-- Problem statement --
From the records below, copy the lines that include "value".

___ Records provided ___

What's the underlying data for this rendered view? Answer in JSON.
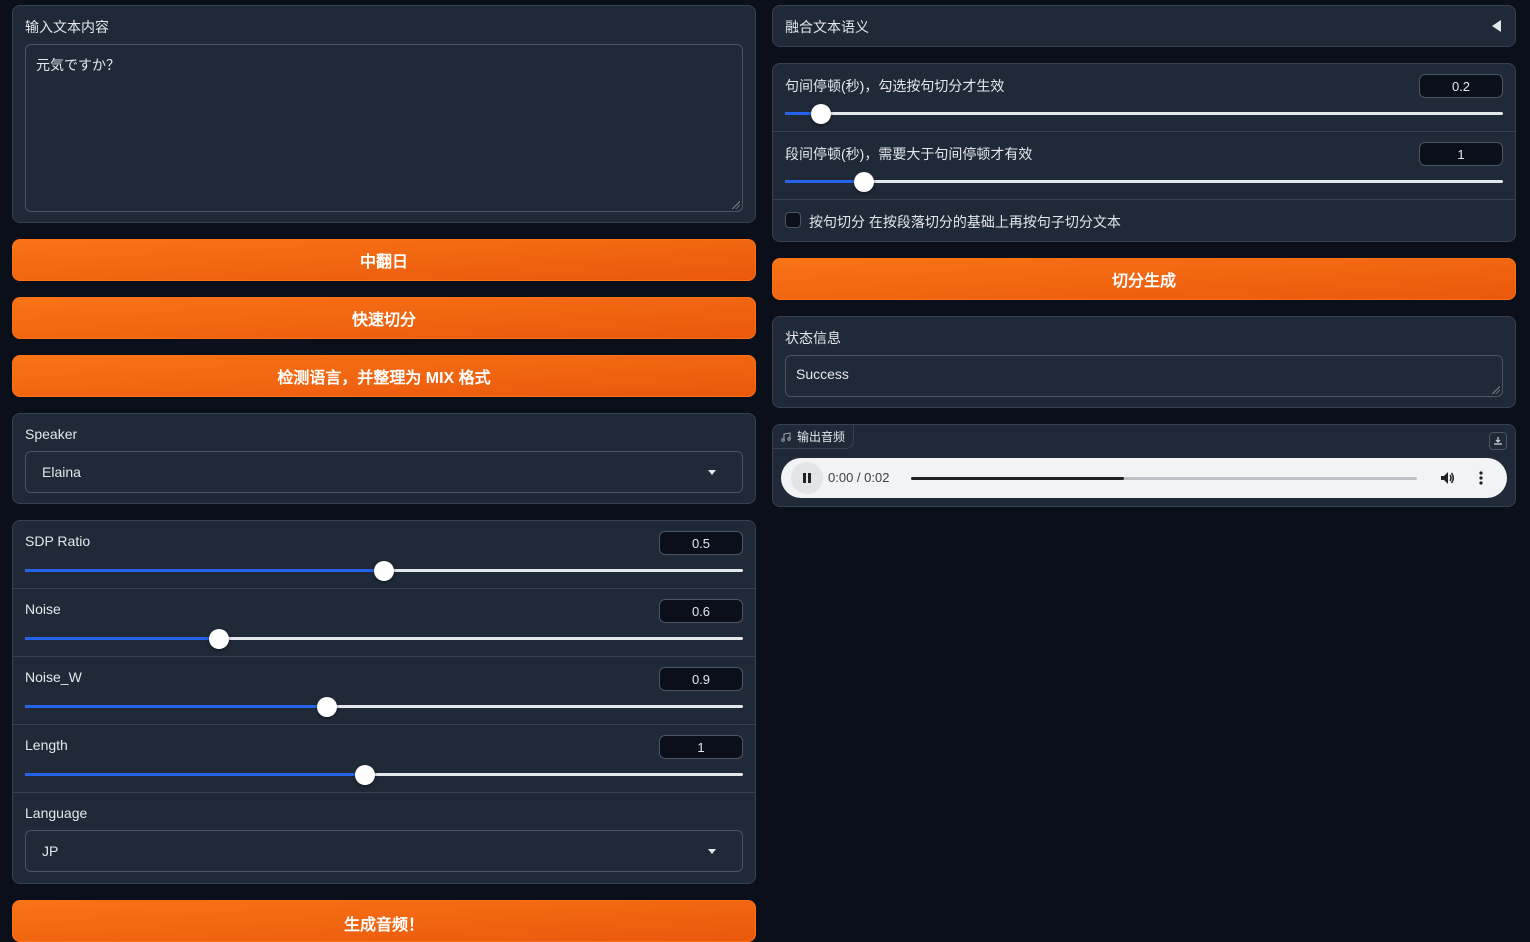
{
  "left": {
    "text_input": {
      "label": "输入文本内容",
      "value": "元気ですか？"
    },
    "buttons": {
      "translate": "中翻日",
      "quick_split": "快速切分",
      "detect_language": "检测语言，并整理为 MIX 格式",
      "generate": "生成音频！"
    },
    "speaker": {
      "label": "Speaker",
      "value": "Elaina"
    },
    "sliders": [
      {
        "label": "SDP Ratio",
        "value": "0.5",
        "fraction": 0.5
      },
      {
        "label": "Noise",
        "value": "0.6",
        "fraction": 0.27
      },
      {
        "label": "Noise_W",
        "value": "0.9",
        "fraction": 0.42
      },
      {
        "label": "Length",
        "value": "1",
        "fraction": 0.474
      }
    ],
    "language": {
      "label": "Language",
      "value": "JP"
    }
  },
  "right": {
    "accordion": {
      "label": "融合文本语义"
    },
    "sliders": [
      {
        "label": "句间停顿(秒)，勾选按句切分才生效",
        "value": "0.2",
        "fraction": 0.05
      },
      {
        "label": "段间停顿(秒)，需要大于句间停顿才有效",
        "value": "1",
        "fraction": 0.11
      }
    ],
    "checkbox": {
      "label": "按句切分 在按段落切分的基础上再按句子切分文本",
      "checked": false
    },
    "split_button": "切分生成",
    "status": {
      "label": "状态信息",
      "value": "Success"
    },
    "audio": {
      "label": "输出音频",
      "time": "0:00 / 0:02",
      "progress": 0.42
    }
  },
  "colors": {
    "accent": "#f97316",
    "slider_fill": "#2563eb",
    "background": "#0b0f19",
    "panel": "#1f2937"
  }
}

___

-- Output for this exercise --
      "value": "元気ですか？"
      "value": "Elaina"
        "value": "0.5",
        "value": "0.6",
        "value": "0.9",
        "value": "1",
      "value": "JP"
        "value": "0.2",
        "value": "1",
      "value": "Success"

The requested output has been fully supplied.